Secondly, because all ancient authors agree in this, that in the council of Frankford, the seventh council, which decreed that images were to be worshipped, was condemned. This Hinckmar, Ainonius, Rhegino, Ado, and others, teach us everywhere. But to say
that all of these lie, or that their books are corrupted, as Copus says, appears to me to be a little too hard.
Baronius. We are so far, therefore, from denying that the second council of Nice, which same was called the seventh general council, was declared to be condemned in the council of Frankford, that we even increase the number of witnesses affirming it, who are men indeed neither of doubtful credit, or whose authority should be rejected. But it is equally certain from the authority of the same Hincmar, that two councils were condemned in the same council of Frankford, the heretical council of Constantinople in which they ordered the images to be broken, and the second Council of Nice in which it is prescribed to worship them. The Ecclesiastical Annals of Baronius. Ar Dom. 794.-(Printed at Antwerp, 1601.)

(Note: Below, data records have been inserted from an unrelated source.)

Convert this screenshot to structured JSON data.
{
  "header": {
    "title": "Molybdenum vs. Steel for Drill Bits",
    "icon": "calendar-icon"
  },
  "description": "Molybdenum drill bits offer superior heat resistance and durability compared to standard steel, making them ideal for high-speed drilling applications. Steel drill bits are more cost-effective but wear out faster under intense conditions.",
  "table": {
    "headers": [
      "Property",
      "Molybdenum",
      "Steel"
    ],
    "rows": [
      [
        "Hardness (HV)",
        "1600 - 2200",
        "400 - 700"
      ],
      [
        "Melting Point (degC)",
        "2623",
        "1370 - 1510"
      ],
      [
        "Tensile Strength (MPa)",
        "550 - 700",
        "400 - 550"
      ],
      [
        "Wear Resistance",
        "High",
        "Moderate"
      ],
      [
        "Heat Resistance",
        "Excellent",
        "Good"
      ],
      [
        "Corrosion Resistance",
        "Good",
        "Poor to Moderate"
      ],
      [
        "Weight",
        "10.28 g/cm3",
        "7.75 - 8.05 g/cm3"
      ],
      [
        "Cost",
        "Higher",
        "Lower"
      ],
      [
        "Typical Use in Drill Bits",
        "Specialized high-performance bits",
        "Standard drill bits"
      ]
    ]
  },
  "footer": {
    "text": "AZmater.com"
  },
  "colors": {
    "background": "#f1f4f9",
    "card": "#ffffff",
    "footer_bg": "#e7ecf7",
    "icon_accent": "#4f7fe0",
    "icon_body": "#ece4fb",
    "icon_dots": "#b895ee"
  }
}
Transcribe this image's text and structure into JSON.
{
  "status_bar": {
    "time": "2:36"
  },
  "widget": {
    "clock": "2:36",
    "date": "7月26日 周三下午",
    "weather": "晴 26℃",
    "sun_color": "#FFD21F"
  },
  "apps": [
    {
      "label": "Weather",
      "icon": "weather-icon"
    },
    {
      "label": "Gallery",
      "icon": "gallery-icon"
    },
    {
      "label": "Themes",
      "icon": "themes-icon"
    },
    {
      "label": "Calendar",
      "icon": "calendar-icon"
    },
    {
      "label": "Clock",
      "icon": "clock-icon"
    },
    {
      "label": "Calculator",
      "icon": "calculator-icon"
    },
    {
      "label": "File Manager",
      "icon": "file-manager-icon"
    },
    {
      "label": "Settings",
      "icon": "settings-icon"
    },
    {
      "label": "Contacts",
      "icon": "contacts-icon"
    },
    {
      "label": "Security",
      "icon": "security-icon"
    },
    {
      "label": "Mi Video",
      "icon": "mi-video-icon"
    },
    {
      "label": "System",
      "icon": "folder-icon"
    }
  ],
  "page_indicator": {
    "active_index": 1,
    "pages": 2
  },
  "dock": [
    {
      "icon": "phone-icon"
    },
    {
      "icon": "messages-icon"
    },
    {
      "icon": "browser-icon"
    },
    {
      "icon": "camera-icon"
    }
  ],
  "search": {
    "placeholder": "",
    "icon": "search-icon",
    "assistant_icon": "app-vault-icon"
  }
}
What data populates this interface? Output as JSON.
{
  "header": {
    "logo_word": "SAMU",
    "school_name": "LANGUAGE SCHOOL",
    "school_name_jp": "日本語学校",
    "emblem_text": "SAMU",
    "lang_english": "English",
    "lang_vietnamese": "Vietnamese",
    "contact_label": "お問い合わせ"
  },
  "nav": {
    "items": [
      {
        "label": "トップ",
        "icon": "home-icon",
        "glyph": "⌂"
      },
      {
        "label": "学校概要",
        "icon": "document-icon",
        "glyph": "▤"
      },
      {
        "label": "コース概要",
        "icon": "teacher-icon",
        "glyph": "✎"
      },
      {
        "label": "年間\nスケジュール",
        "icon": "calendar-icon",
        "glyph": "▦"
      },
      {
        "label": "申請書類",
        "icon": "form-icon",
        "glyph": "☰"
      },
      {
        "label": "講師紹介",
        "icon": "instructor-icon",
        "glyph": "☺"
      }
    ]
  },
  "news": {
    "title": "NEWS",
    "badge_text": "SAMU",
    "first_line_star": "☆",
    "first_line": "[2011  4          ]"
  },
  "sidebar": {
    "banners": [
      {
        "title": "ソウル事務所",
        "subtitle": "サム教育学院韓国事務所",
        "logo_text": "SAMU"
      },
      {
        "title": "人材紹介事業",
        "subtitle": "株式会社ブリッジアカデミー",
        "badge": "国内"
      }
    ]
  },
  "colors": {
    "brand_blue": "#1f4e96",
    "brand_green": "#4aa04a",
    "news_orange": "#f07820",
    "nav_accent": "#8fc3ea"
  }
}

This emperor, finding the opportunity so favourable for obtaining peace for the church, sent Freculph and Adegarius 10 Rome, accompanied by the deputies of the Greek emperor, to discuss this matter. But the envoys of Louis, not being able to prevail upon